== GIVEN RECORDS ==
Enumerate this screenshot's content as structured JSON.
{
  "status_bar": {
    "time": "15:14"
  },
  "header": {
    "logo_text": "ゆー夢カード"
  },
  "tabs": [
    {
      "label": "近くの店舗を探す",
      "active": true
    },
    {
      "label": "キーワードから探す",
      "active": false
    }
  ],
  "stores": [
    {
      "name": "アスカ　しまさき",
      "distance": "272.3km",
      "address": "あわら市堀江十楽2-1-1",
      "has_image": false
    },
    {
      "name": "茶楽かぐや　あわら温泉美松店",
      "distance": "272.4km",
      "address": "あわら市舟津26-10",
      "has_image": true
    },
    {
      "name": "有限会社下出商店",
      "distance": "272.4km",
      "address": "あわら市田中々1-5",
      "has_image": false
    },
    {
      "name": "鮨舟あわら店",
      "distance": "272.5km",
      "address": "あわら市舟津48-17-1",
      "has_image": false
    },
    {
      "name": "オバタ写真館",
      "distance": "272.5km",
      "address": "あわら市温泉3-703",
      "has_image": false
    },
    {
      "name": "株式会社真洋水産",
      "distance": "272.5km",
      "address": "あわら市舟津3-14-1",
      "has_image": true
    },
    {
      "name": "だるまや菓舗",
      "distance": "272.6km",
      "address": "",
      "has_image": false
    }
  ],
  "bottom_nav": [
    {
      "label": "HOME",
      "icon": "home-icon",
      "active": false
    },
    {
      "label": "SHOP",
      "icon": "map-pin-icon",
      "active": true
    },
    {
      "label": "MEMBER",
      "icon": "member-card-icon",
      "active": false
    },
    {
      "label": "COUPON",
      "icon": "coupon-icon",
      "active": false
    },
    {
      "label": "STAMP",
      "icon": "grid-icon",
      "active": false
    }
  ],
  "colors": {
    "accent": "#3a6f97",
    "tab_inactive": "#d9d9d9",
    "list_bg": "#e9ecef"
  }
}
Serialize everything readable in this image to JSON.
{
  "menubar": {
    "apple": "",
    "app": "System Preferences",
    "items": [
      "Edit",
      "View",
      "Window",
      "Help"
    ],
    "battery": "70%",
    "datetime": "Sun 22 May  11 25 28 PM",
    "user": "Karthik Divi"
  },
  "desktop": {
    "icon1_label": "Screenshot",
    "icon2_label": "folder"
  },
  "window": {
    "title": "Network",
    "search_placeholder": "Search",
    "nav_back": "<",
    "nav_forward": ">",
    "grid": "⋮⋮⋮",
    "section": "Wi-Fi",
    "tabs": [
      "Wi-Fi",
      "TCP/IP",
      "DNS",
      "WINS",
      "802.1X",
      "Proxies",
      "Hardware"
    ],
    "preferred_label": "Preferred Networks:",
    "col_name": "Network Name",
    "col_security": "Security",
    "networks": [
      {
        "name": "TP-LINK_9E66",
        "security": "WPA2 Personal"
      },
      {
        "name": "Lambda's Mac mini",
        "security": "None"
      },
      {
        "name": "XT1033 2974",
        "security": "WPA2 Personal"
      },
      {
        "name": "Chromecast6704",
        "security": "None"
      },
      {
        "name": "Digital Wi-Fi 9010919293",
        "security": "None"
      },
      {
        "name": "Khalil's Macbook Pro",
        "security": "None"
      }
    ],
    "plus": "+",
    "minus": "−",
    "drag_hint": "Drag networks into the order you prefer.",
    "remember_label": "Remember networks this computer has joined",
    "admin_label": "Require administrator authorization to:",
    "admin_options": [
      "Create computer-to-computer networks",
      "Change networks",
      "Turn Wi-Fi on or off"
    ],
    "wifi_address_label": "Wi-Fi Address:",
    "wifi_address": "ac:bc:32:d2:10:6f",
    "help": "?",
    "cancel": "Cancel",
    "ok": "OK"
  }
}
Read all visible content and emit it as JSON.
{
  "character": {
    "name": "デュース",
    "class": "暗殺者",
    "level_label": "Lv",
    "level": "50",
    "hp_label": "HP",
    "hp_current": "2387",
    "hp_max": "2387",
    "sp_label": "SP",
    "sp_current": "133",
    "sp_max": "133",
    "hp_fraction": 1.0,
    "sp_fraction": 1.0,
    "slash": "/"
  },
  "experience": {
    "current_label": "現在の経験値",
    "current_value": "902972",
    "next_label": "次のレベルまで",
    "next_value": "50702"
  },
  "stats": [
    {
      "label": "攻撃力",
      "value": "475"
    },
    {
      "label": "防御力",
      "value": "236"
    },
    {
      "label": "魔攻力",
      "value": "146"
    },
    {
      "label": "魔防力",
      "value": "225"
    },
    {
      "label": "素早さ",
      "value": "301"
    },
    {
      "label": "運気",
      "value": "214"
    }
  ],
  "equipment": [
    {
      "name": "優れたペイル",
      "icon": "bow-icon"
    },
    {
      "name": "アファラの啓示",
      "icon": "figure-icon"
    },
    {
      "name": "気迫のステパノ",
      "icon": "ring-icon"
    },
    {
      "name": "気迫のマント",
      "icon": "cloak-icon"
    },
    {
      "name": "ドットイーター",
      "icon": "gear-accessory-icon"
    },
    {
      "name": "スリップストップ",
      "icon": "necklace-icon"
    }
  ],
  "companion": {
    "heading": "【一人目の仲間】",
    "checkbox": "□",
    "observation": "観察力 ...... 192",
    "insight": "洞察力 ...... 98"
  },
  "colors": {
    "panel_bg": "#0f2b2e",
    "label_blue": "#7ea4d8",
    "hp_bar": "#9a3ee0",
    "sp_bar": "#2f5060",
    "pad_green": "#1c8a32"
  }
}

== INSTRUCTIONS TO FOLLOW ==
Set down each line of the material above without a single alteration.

== WORKED SOLUTION ==
Enumerate this screenshot's content as structured JSON.
{
  "status_bar": {
    "time": "15:14"
  },
  "header": {
    "logo_text": "ゆー夢カード"
  },
  "tabs": [
    {
      "label": "近くの店舗を探す",
      "active": true
    },
    {
      "label": "キーワードから探す",
      "active": false
    }
  ],
  "stores": [
    {
      "name": "アスカ　しまさき",
      "distance": "272.3km",
      "address": "あわら市堀江十楽2-1-1",
      "has_image": false
    },
    {
      "name": "茶楽かぐや　あわら温泉美松店",
      "distance": "272.4km",
      "address": "あわら市舟津26-10",
      "has_image": true
    },
    {
      "name": "有限会社下出商店",
      "distance": "272.4km",
      "address": "あわら市田中々1-5",
      "has_image": false
    },
    {
      "name": "鮨舟あわら店",
      "distance": "272.5km",
      "address": "あわら市舟津48-17-1",
      "has_image": false
    },
    {
      "name": "オバタ写真館",
      "distance": "272.5km",
      "address": "あわら市温泉3-703",
      "has_image": false
    },
    {
      "name": "株式会社真洋水産",
      "distance": "272.5km",
      "address": "あわら市舟津3-14-1",
      "has_image": true
    },
    {
      "name": "だるまや菓舗",
      "distance": "272.6km",
      "address": "",
      "has_image": false
    }
  ],
  "bottom_nav": [
    {
      "label": "HOME",
      "icon": "home-icon",
      "active": false
    },
    {
      "label": "SHOP",
      "icon": "map-pin-icon",
      "active": true
    },
    {
      "label": "MEMBER",
      "icon": "member-card-icon",
      "active": false
    },
    {
      "label": "COUPON",
      "icon": "coupon-icon",
      "active": false
    },
    {
      "label": "STAMP",
      "icon": "grid-icon",
      "active": false
    }
  ],
  "colors": {
    "accent": "#3a6f97",
    "tab_inactive": "#d9d9d9",
    "list_bg": "#e9ecef"
  }
}
Serialize everything readable in this image to JSON.
{
  "menubar": {
    "apple": "",
    "app": "System Preferences",
    "items": [
      "Edit",
      "View",
      "Window",
      "Help"
    ],
    "battery": "70%",
    "datetime": "Sun 22 May  11 25 28 PM",
    "user": "Karthik Divi"
  },
  "desktop": {
    "icon1_label": "Screenshot",
    "icon2_label": "folder"
  },
  "window": {
    "title": "Network",
    "search_placeholder": "Search",
    "nav_back": "<",
    "nav_forward": ">",
    "grid": "⋮⋮⋮",
    "section": "Wi-Fi",
    "tabs": [
      "Wi-Fi",
      "TCP/IP",
      "DNS",
      "WINS",
      "802.1X",
      "Proxies",
      "Hardware"
    ],
    "preferred_label": "Preferred Networks:",
    "col_name": "Network Name",
    "col_security": "Security",
    "networks": [
      {
        "name": "TP-LINK_9E66",
        "security": "WPA2 Personal"
      },
      {
        "name": "Lambda's Mac mini",
        "security": "None"
      },
      {
        "name": "XT1033 2974",
        "security": "WPA2 Personal"
      },
      {
        "name": "Chromecast6704",
        "security": "None"
      },
      {
        "name": "Digital Wi-Fi 9010919293",
        "security": "None"
      },
      {
        "name": "Khalil's Macbook Pro",
        "security": "None"
      }
    ],
    "plus": "+",
    "minus": "−",
    "drag_hint": "Drag networks into the order you prefer.",
    "remember_label": "Remember networks this computer has joined",
    "admin_label": "Require administrator authorization to:",
    "admin_options": [
      "Create computer-to-computer networks",
      "Change networks",
      "Turn Wi-Fi on or off"
    ],
    "wifi_address_label": "Wi-Fi Address:",
    "wifi_address": "ac:bc:32:d2:10:6f",
    "help": "?",
    "cancel": "Cancel",
    "ok": "OK"
  }
}
Read all visible content and emit it as JSON.
{
  "character": {
    "name": "デュース",
    "class": "暗殺者",
    "level_label": "Lv",
    "level": "50",
    "hp_label": "HP",
    "hp_current": "2387",
    "hp_max": "2387",
    "sp_label": "SP",
    "sp_current": "133",
    "sp_max": "133",
    "hp_fraction": 1.0,
    "sp_fraction": 1.0,
    "slash": "/"
  },
  "experience": {
    "current_label": "現在の経験値",
    "current_value": "902972",
    "next_label": "次のレベルまで",
    "next_value": "50702"
  },
  "stats": [
    {
      "label": "攻撃力",
      "value": "475"
    },
    {
      "label": "防御力",
      "value": "236"
    },
    {
      "label": "魔攻力",
      "value": "146"
    },
    {
      "label": "魔防力",
      "value": "225"
    },
    {
      "label": "素早さ",
      "value": "301"
    },
    {
      "label": "運気",
      "value": "214"
    }
  ],
  "equipment": [
    {
      "name": "優れたペイル",
      "icon": "bow-icon"
    },
    {
      "name": "アファラの啓示",
      "icon": "figure-icon"
    },
    {
      "name": "気迫のステパノ",
      "icon": "ring-icon"
    },
    {
      "name": "気迫のマント",
      "icon": "cloak-icon"
    },
    {
      "name": "ドットイーター",
      "icon": "gear-accessory-icon"
    },
    {
      "name": "スリップストップ",
      "icon": "necklace-icon"
    }
  ],
  "companion": {
    "heading": "【一人目の仲間】",
    "checkbox": "□",
    "observation": "観察力 ...... 192",
    "insight": "洞察力 ...... 98"
  },
  "colors": {
    "panel_bg": "#0f2b2e",
    "label_blue": "#7ea4d8",
    "hp_bar": "#9a3ee0",
    "sp_bar": "#2f5060",
    "pad_green": "#1c8a32"
  }
}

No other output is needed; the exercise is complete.